This is not meant as a slam on Starbucks, but I do write from very limited coffee experience. I am, unfortunately, one of those people, ever-addicted to the stronger brew of coffee, made by my local Starbucks (and I do mean all seven of them located within two miles of my home).
And, if for some reason you don’t believe me, I’m wondering how many of you out there can say you got up at 4:30 a.m. on the morning the closest Starbucks was set to open their doors for the first time. Maybe I didn’t pitch a tent, but I beat the others, and yes–I was their first customer.
I’ve got the cup (somewhere in my boxes of collectibles) to prove it. The barista who made my drink wrote a big 4 on the top of the cup for “quad,” or the extra shot, and an even bigger “A” for Americano.
She wrote in Sharpie, and she was left-handed. I have no idea what she looked like or what she was wearing besides a green apron. On that morning, everything was about that Quad Grande Americano, add Whip and two Splenda, thank you very much.
I even wrote about the experience and sent it to the Towson Times. It was passionate, even seductive how I covered the pre-dawn affair.
It was also rejected.
What I remember most, though, about that morning was the way she pulled those third and fourth shots. She tamped down the espresso grind into the portafilter just so, carefully wiping any excess grinds that might find their way into the cup. Then, she placed the filter into the machine and pulled a 19-second shot that topped off the 185-degree water that followed the first two shots.
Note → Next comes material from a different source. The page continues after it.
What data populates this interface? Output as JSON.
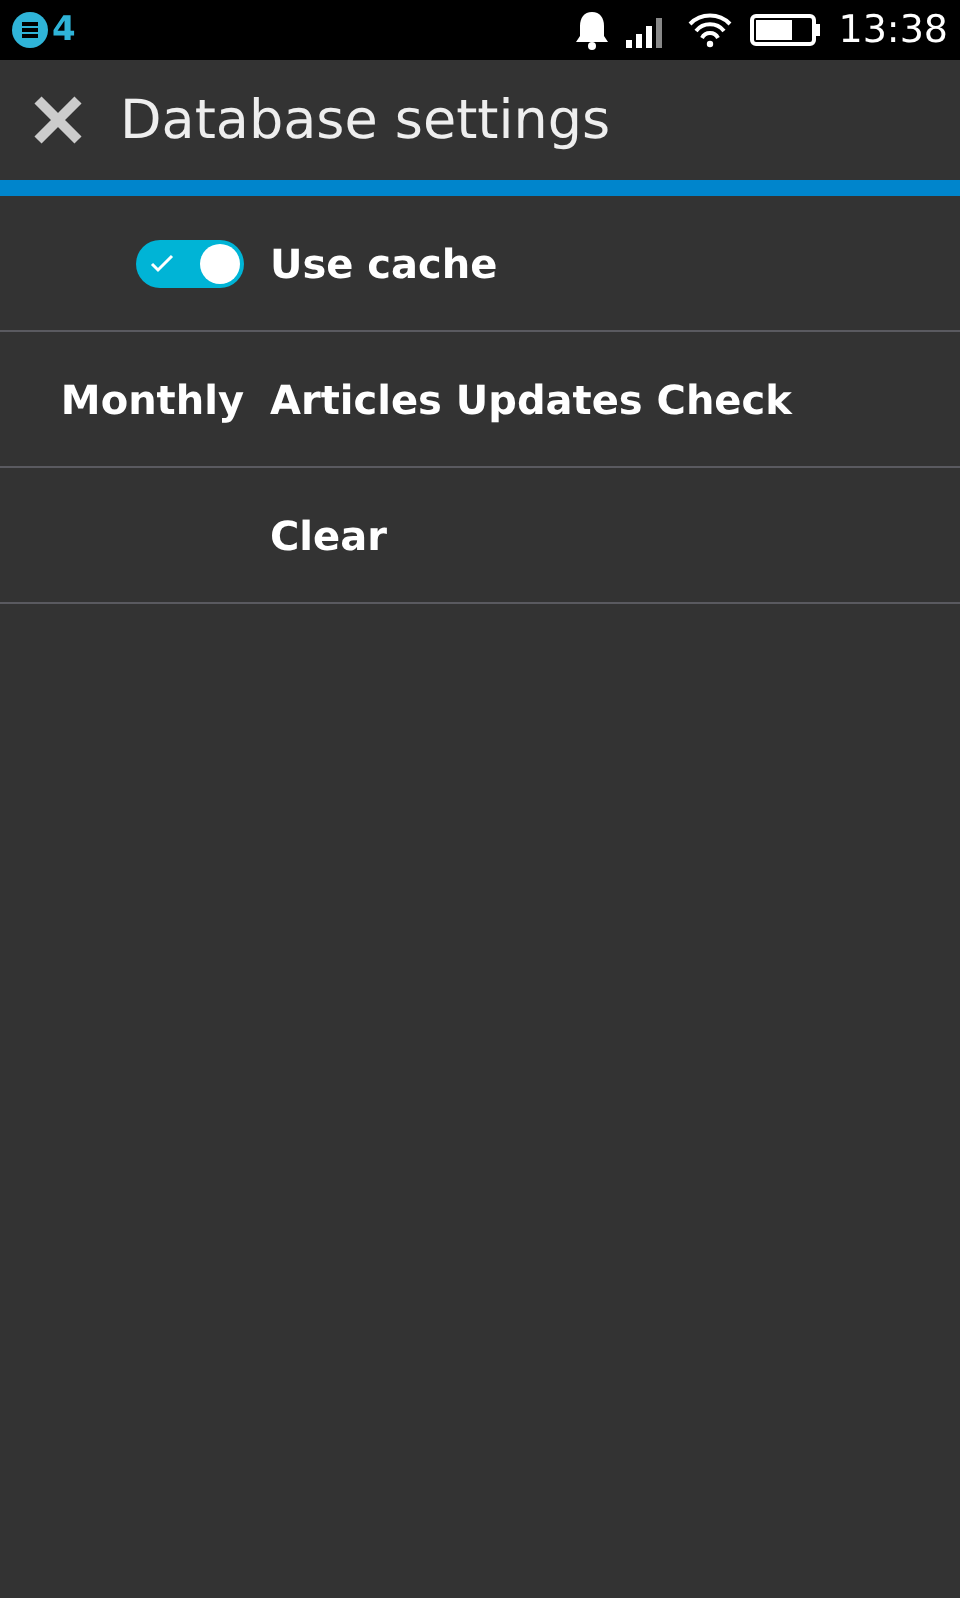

She double-swirled the drink with the Splenda, added the fresh whipped cream to seal it all in, and then delicately placed the lid on the masterpiece. The sweet cream began to ooze through the lid, and I took my first sip of what would turn out to be too, too many personally made Quad Grande Americanos in the weeks, months, and years to follow. We were partial to a few baristas in particular; Ricky always made Amy’s drinks with masterful precision, and Alisha just had that special touch when it came to pulling shots. I wish I could explain it, but it would waste both my time and yours in the failed attempt.
That was then; this is now.
The first step Starbucks took to dehumanizing the process was to replace all of the manual espresso machines with auto espresso makers. Yep. To be a Starbucks barista, all you had to do was push a button to get the perfectly pulled shot, every single time. Gone was the 17-second shot, the 21-second shot, and even the 15-second, finely ground shot. Sure, there were some variations, like the length of a shot of syrup or the temperature of the milk, but really–once you neutralize the core of the creation, all the cosmetic add-ons don’t deepen the personal experience, you know?
At least we could still get the personalized scribble in black Sharpie on the cup. On some level, I still felt like there was a personal, human touch in making my coffee.
This past weekend, when we drove through our Starbucks on corner no. 5, I was dismayed to find something stuck to the side of my drink. At first it looked like some kind of bandage.
Such personal care, I thought. My cup has a boo-boo, and they fixed it.
It was a digital printout of my order. No more Sharpie pen, no more little 4, no more big A.
So you tell me, Starbucks. When you rolled into town and had to justify your $4 drink (which is now $5), all we heard was personal service, personal touch, personal everything.
All I see now is a $5 cup of generic coffee brewed by an autobot, pretending to be a human.
I had this idea a few years ago to open a used book store and coffee house with a touch of zen. I was going to call it BookZenBeans (get it? Books and Beans?), with the Z having a little attitude swish to it. I promise you this, Faithful Readers: If I ever realize this little dream, I will NEVER auto-pull your shots, and I will ALWAYS write something cool on your cup.